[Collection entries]
□ □ □ □

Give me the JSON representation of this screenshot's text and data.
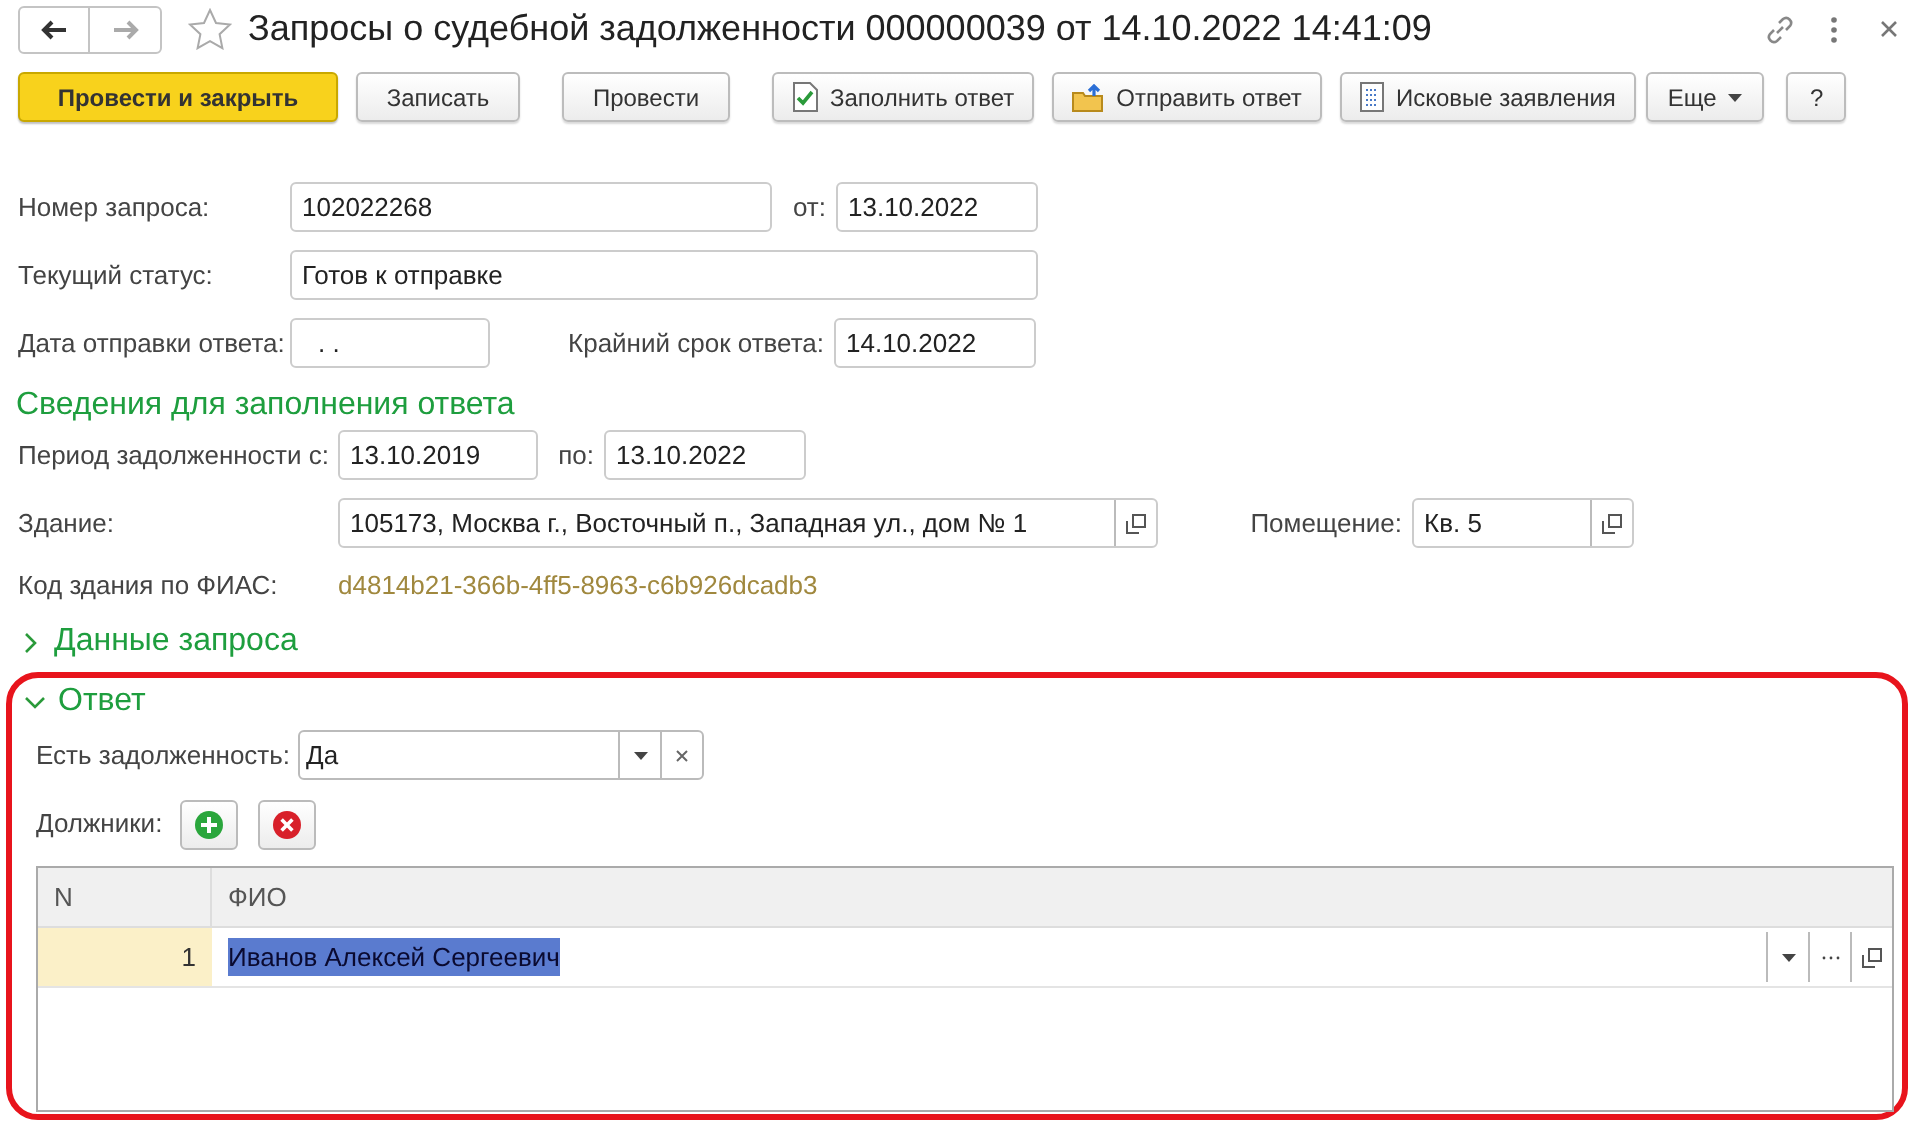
{
  "window": {
    "title": "Запросы о судебной задолженности 000000039 от 14.10.2022 14:41:09",
    "favorite": false
  },
  "toolbar": [
    {
      "label": "Провести и закрыть",
      "kind": "primary"
    },
    {
      "label": "Записать",
      "kind": "plain"
    },
    {
      "label": "Провести",
      "kind": "plain"
    },
    {
      "label": "Заполнить ответ",
      "kind": "fill"
    },
    {
      "label": "Отправить ответ",
      "kind": "send"
    },
    {
      "label": "Исковые заявления",
      "kind": "claims"
    },
    {
      "label": "Еще",
      "kind": "more"
    },
    {
      "label": "?",
      "kind": "help"
    }
  ],
  "request": {
    "number_label": "Номер запроса:",
    "number": "102022268",
    "date_label": "от:",
    "date": "13.10.2022",
    "status_label": "Текущий статус:",
    "status": "Готов к отправке",
    "sent_label": "Дата отправки ответа:",
    "sent": ". .",
    "deadline_label": "Крайний срок ответа:",
    "deadline": "14.10.2022"
  },
  "details": {
    "title": "Сведения для заполнения ответа",
    "period_label": "Период задолженности с:",
    "period_from": "13.10.2019",
    "to_label": "по:",
    "period_to": "13.10.2022",
    "building_label": "Здание:",
    "building": "105173, Москва г., Восточный п., Западная ул., дом № 1",
    "room_label": "Помещение:",
    "room": "Кв. 5",
    "fias_label": "Код здания по ФИАС:",
    "fias": "d4814b21-366b-4ff5-8963-c6b926dcadb3"
  },
  "request_data": {
    "title": "Данные запроса",
    "expanded": false
  },
  "answer": {
    "title": "Ответ",
    "expanded": true,
    "debt_label": "Есть задолженность:",
    "debt": "Да",
    "debtors_label": "Должники:",
    "table": {
      "columns": [
        "N",
        "ФИО"
      ],
      "rows": [
        {
          "n": "1",
          "name": "Иванов Алексей Сергеевич",
          "selected": true
        }
      ]
    }
  }
}
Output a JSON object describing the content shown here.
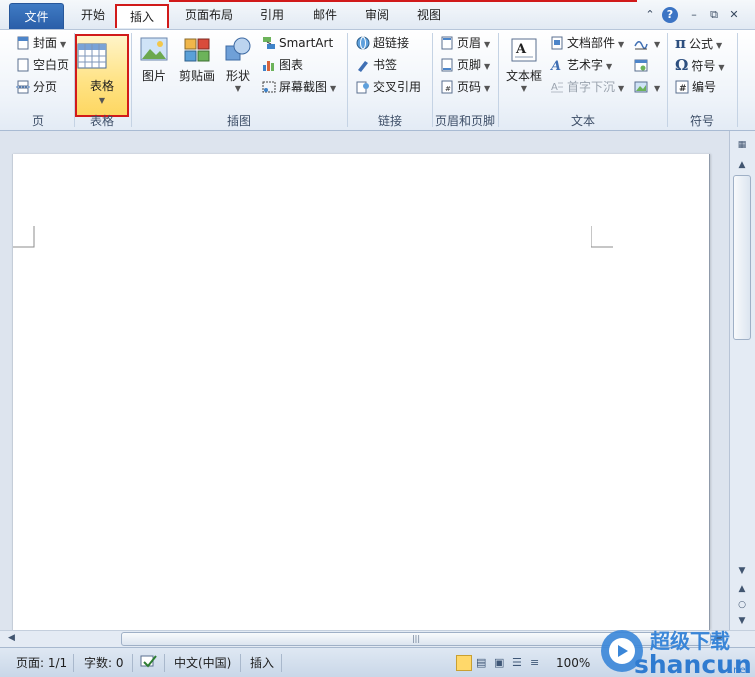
{
  "tabs": {
    "file": "文件",
    "home": "开始",
    "insert": "插入",
    "page_layout": "页面布局",
    "references": "引用",
    "mailings": "邮件",
    "review": "审阅",
    "view": "视图"
  },
  "groups": {
    "pages": {
      "label": "页",
      "cover": "封面",
      "blank": "空白页",
      "break": "分页"
    },
    "tables": {
      "label": "表格",
      "table": "表格"
    },
    "illustrations": {
      "label": "插图",
      "picture": "图片",
      "clipart": "剪贴画",
      "shapes": "形状",
      "smartart": "SmartArt",
      "chart": "图表",
      "screenshot": "屏幕截图"
    },
    "links": {
      "label": "链接",
      "hyperlink": "超链接",
      "bookmark": "书签",
      "crossref": "交叉引用"
    },
    "header_footer": {
      "label": "页眉和页脚",
      "header": "页眉",
      "footer": "页脚",
      "page_number": "页码"
    },
    "text": {
      "label": "文本",
      "textbox": "文本框",
      "quickparts": "文档部件",
      "wordart": "艺术字",
      "dropcap": "首字下沉"
    },
    "symbols": {
      "label": "符号",
      "equation": "公式",
      "symbol": "符号",
      "numbering": "编号"
    }
  },
  "status": {
    "page": "页面: 1/1",
    "words": "字数: 0",
    "language": "中文(中国)",
    "mode": "插入",
    "zoom": "100%"
  },
  "watermark": {
    "line1": "超级下载",
    "line2": "shancun",
    "suffix": ".net"
  },
  "colors": {
    "file_tab": "#2a5ea8",
    "highlight_box": "#d11a1a",
    "table_button_bg": "#ffe282",
    "ribbon_bg": "#eef3f9"
  }
}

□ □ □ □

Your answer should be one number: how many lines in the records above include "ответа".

3